their chimneys stacked, extinct and still;

on edge, they stand out like blackened, broken teeth

against a sky of melting burnished brass,

where charcoal stains streak and smudge the chasing night.

While far above, suspended in her own indigo

see the evening star, a distant garret light,

so bright, so small, so constant.

Then her twin, I might suppose,

tracing a slow and steady arc,

man’s hopeful step to catch the stars.

A spacecraft chasing Orion;

so small, so bright, so transient;

a ship set in space, and a crew who sails her,

navigating their solitary path

across heaven’s oceans, almost every hour.

Iain Campbell

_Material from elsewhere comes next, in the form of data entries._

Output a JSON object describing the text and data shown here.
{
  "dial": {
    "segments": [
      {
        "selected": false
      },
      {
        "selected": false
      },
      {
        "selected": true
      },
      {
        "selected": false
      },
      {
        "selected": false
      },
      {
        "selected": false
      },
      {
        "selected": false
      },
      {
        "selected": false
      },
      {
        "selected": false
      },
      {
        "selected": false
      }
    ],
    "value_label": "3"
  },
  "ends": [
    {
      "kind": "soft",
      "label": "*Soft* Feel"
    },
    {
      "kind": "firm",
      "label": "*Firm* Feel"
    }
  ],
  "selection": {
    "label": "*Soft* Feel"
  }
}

Iain hated poetry at school but has since changed his mind.  His poems are inspired by his love of the landscape and the sea, often intertwined with a tale of someone he has met, or of a journey he has undertaken.  He has had poems published in a number of journals including the Blue Nib, Dreich Poetry chapbooks, the Bangor Literary Journal and the Honest Ulsterman. He was a recipient in 2020 of an ACNI SIAP grant and is currently working towards his first anthology.